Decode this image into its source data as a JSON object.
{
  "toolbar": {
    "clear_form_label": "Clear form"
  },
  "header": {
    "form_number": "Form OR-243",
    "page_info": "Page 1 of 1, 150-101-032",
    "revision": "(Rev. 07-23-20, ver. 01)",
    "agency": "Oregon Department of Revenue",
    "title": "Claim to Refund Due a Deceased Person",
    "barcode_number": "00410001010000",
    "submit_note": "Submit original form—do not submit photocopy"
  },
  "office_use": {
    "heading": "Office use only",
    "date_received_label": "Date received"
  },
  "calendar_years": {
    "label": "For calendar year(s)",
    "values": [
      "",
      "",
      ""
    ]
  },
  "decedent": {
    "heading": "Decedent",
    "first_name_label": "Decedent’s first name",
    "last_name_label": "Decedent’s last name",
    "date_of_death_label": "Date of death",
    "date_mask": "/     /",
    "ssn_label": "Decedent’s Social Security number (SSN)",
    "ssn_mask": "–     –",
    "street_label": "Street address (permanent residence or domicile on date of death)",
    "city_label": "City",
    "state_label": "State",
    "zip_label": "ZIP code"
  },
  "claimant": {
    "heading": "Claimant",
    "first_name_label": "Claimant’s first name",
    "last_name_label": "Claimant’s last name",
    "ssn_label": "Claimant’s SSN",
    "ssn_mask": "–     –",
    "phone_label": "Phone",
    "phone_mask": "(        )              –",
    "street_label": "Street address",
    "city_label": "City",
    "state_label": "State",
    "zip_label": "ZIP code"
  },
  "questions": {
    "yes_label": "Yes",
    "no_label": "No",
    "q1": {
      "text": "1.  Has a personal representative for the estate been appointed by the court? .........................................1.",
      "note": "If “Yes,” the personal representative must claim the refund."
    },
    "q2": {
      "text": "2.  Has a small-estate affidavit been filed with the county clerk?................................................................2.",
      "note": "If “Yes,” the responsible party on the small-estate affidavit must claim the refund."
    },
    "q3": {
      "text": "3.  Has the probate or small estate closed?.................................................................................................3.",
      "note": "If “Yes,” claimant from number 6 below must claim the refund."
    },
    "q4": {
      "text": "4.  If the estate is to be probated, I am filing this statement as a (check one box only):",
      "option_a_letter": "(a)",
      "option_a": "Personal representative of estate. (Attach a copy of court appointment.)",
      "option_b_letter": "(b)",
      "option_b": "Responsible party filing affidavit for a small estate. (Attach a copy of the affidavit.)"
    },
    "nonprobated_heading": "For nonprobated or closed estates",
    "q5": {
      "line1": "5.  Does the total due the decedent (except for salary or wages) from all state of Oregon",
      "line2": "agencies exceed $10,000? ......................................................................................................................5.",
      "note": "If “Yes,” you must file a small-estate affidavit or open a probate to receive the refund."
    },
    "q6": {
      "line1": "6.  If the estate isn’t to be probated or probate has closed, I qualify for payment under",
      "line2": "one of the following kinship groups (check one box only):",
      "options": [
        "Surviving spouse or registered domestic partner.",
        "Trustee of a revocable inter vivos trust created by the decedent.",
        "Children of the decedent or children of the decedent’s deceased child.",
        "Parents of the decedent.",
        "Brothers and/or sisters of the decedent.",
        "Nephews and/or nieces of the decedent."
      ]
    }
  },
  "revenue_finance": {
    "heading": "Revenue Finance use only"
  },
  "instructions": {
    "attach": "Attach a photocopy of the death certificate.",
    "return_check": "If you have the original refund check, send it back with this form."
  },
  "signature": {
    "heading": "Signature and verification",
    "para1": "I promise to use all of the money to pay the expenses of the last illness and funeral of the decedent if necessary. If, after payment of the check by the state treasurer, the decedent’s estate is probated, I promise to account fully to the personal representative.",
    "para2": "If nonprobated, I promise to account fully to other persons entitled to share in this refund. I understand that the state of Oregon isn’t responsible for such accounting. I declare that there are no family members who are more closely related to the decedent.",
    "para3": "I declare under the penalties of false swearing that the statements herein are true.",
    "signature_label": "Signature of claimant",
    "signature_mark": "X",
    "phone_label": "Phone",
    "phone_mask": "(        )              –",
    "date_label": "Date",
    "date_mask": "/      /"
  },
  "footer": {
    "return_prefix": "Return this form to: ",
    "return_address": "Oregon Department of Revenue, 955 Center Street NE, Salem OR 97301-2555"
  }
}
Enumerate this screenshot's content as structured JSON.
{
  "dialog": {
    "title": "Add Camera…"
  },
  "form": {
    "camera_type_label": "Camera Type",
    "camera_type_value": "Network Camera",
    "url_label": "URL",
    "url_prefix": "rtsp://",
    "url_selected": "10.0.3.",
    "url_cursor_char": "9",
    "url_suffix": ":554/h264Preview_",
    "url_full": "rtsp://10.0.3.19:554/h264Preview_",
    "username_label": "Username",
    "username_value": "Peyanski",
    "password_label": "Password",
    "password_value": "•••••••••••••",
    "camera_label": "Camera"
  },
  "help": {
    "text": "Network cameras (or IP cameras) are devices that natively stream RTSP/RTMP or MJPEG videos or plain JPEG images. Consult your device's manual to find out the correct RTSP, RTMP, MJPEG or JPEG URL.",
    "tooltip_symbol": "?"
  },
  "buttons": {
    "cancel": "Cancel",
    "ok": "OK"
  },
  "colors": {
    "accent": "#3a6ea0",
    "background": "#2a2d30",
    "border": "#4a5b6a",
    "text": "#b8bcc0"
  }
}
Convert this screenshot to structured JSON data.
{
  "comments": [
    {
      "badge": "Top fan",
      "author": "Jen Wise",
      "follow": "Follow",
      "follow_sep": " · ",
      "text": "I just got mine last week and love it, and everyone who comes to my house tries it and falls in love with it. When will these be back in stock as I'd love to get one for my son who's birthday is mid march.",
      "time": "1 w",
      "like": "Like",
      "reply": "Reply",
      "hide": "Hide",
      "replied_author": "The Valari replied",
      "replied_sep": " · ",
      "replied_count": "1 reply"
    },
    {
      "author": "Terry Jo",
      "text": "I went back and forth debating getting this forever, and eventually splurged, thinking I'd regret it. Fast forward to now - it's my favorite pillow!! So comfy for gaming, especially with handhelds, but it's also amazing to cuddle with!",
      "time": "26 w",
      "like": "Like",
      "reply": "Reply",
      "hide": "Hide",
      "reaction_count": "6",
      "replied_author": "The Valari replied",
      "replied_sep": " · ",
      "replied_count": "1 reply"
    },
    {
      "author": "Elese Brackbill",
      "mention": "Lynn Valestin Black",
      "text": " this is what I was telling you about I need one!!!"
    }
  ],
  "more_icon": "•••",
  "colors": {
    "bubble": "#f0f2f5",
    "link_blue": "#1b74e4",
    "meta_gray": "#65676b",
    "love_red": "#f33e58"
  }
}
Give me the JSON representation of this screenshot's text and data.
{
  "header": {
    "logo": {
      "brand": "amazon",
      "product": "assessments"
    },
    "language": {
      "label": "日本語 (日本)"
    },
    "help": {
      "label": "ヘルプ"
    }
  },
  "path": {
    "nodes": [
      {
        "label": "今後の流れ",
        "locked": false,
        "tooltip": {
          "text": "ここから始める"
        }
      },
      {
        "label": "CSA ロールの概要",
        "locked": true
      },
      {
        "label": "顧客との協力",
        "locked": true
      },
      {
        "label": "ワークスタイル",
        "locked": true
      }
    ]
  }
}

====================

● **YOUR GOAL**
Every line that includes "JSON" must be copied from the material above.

● **ANSWER TO THE PROBLEM**
Decode this image into its source data as a JSON object.
Enumerate this screenshot's content as structured JSON.
Convert this screenshot to structured JSON data.
Give me the JSON representation of this screenshot's text and data.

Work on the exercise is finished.